The Americans started their ace, 36-year old Cy Young, who won 28 and lost nine during the season. The Pirates, however, had experienced problems with their staff.

L-R: Ed Doheny, Sam Leever, Fred Clarke, Deacon Phillippe
Ed Doheny, 12-6 in July, began exhibiting strange behavior exacerbated by alcoholism. He became paranoid and left the team at the end of July. After a few weeks of rest, he re­turned to the team and improved his record to 16-8 when he fell into mental illness again and had to be hospitalized. To make matters worse, Sam Leever (25-7) injured his shoul­der in an off-field incident. That left player-manager Fred Clarke with only one of his top starters, Deacon Phillippe (25-9). To add to Clarke's woes, star SS Honus Wagner was hobbled with an injured right leg.
Upwards of $10,000 was bet at the Vendrome Hotel in Boston, the Series headquarters, during one morning.

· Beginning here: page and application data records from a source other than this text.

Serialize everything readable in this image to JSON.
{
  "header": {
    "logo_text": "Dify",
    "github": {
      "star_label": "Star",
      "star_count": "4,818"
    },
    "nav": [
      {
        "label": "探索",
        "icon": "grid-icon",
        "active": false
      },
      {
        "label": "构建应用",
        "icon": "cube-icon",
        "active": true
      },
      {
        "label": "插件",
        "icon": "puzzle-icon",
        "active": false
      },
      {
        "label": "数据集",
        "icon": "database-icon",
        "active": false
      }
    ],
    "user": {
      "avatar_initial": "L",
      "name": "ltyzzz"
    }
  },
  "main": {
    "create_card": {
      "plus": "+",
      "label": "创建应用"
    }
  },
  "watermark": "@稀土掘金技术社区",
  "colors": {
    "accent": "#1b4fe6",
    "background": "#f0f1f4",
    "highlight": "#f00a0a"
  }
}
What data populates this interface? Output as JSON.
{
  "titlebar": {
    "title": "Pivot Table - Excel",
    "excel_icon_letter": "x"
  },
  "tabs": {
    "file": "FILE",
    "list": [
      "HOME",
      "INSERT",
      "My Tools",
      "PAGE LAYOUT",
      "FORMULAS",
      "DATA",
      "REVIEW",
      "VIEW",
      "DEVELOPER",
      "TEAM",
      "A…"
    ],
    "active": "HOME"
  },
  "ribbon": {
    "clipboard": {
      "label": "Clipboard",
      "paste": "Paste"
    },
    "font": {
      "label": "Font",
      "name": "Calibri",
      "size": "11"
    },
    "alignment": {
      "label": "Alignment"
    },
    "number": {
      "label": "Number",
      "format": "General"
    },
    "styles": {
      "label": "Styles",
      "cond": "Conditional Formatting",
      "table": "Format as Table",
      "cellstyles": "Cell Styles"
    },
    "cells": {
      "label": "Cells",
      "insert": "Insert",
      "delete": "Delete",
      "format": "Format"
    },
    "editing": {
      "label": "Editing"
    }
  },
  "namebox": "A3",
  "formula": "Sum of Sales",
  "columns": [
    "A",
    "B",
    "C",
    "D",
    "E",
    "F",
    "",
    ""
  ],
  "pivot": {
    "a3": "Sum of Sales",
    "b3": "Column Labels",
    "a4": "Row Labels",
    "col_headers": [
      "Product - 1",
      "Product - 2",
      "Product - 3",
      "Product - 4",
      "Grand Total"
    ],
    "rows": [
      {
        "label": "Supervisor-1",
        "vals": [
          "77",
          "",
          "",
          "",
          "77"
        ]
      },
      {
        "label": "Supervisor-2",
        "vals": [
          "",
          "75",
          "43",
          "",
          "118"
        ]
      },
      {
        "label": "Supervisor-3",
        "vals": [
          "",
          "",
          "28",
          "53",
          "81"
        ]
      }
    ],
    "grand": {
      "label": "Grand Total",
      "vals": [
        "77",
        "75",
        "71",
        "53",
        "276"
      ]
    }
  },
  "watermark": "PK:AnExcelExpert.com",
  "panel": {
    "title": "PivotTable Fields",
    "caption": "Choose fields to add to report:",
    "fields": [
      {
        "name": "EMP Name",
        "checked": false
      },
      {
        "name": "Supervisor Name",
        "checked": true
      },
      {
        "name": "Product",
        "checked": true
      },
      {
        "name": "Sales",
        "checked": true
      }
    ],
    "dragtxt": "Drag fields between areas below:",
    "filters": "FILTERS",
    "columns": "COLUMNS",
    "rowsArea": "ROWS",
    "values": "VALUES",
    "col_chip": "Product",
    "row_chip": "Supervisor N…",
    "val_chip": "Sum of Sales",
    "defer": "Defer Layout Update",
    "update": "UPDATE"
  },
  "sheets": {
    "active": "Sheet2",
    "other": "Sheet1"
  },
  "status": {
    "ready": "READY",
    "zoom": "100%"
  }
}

Huntington Avenue Baseball Grounds during the 1903 World Series
Most of the 16,242 spectators at the Huntington Avenue Baseball Grounds must have been shocked when the upstart Pirates jumped on Young for four runs in the first inning. The uprising started with two out and no one on base. Tommy Leach tripled to deep right field and scored on Wagner's single. Bad leg or no, Honus immediately stole second and reached third when 2B Hobe Ferris muffed Kitty Bransfield's grounder. Playing aggres­sively, the Pirates pulled a double steal, Wagner scoring and Bransfield reached third when C Lou Criger's throw to second went astray. Claude Ritchey drew a walk and stole second. Jimmy Sebring singled to left field, knocking in Bransfield and Ritchey. Even when Young struck out Ed Phelps, he didn't get out of the inning because the ball got away from the catcher to put runners on first and third. Finally, Phillippe, who probably never imagined he would bat in the first inning, struck out.
Eventually, the Pittsburg lead reached 7-0 in the 7th before the Americans got to Phillippe to make the final score 7-3.

L-R: Tommy Leach, Claude Ritchey, Jimmy Sebring, Ed Phelps